The average teacher salary in the state was $49,885 in 2013, which is low compared to nearby states such as California ($69,324), Nevada ($55,957, and Oregon ($57,612), the report says. “Many times young teachers cannot find affordable housing in the communities in which they teach, struggle to pay off student loans, and take on additional jobs,” it says. The report says that the average starting salary for a teacher in 2013 in Arizona was $31,874. That’s 20 percent higher than in 2003. During that same decade, the minimum wage jumped 53 percent.
Andrew Morrill, the president of the Arizona Education Association, told CBS 5 in Phoenix that along with low education spending and low salaries, teachers feel under siege by so many testing and instruction guidelines. He said: “We think this is the largest documented teacher shortage that Arizona has faced in decades.”
The New York Times reported that Arizona Gov. Doug Ducey boosted education spending in the state by 2 percent in his 2016 budget, but that is still less than about 15 percent than in 2007, just before the national recession began. Ducey, who in 2012 helped defeat a sales-tax increase to provide more education revenue, now supports a proposal to be placed on the 2016 ballot that would allow the state to use $1.8 billion over five years for schools from the state’s Permanent Land Endowment Trust Fund.
But that doesn’t help schools now. And it hardly makes Ducey a supporter of public education funding, either at the K-12 or higher education level. While other states are trying to beef up funding for community colleges, Ducey and the Arizona legislature have, according to InsideHigherEd.com, moved to end all state funding for two of the largest in the state. It also reported that Arizona “ranks first in the country in steep cuts to higher education budgets.” The Legislature recently passed a 2016 budget that slashed $99 million — or more than 10 percent from state higher education funding.
The Arizona Education Department report included a long list of recomendations for policymakers that includes:
Elevate positive reinforcement for the role our educators play in ensuring success for all students
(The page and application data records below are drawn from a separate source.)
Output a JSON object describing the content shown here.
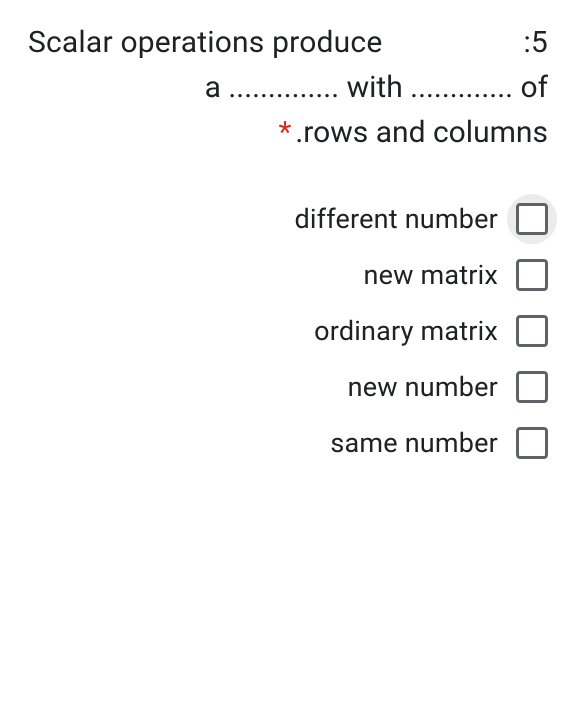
{
  "question": {
    "number": ":5",
    "line1_left": "Scalar operations produce",
    "line2": "a .............. with ............. of",
    "line3": ".rows and columns",
    "required_marker": "*"
  },
  "options": [
    {
      "label": "different number",
      "focused": true
    },
    {
      "label": "new matrix",
      "focused": false
    },
    {
      "label": "ordinary matrix",
      "focused": false
    },
    {
      "label": "new number",
      "focused": false
    },
    {
      "label": "same number",
      "focused": false
    }
  ]
}
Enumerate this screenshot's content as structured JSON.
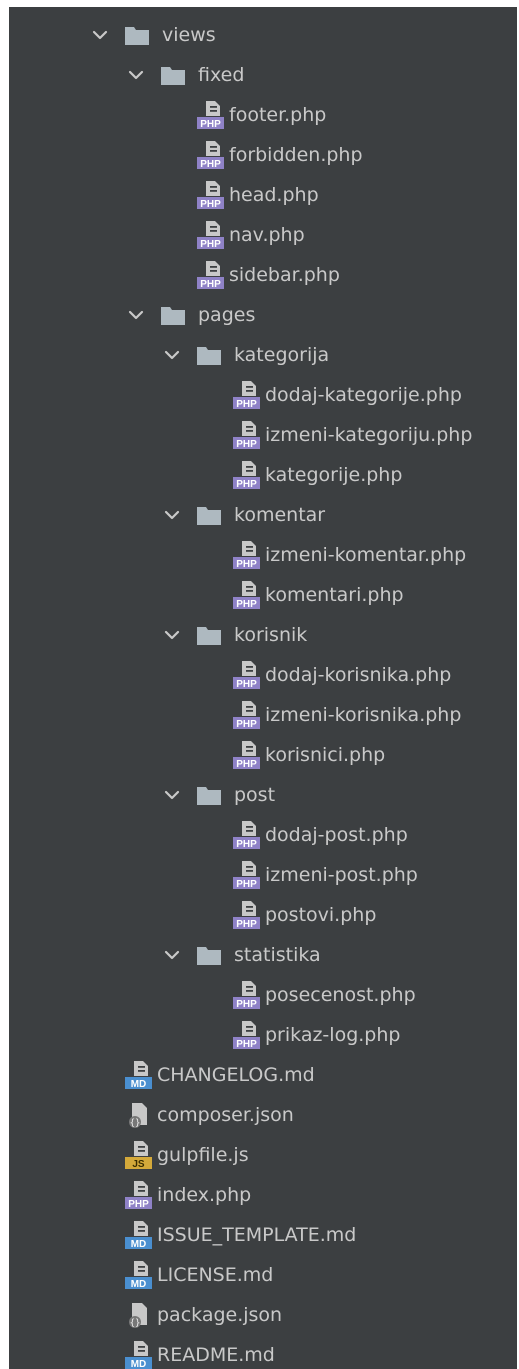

▪ Publicly acknowledge the value of the teaching profession and the critical need for effective teachers in all Arizona classrooms
• Acknowledge the critical need for improved educator retention in Arizona
▪ Become knowledgeable regarding the current situation and the predicted trends in teacher retention
▪ Participate in ongoing discussions designed to develop solutions to improve teacher retention
• Help to improve the respect afforded educators
▪ Publicly acknowledge the value of the teaching profession
▪ Share stories of effective teachers across Arizona
• Support policies that acknowledge the professionalism of teachers
• Review and act on recommendations to streamline teacher certification
• Support evidence-based best practices in educator evaluation
▪ Become knowledgeable regarding evidence-based best practices in educator evaluation
Acknowledge that the teacher retention crisis cannot be effectively curtailed without additional funding dedicated to teacher compensation
▪ Support a statewide increase in funding for K-12 schools to address teacher compensation issues
▪ Understand the competitive marketplace and the variety of other professions with which schools must compete for teachers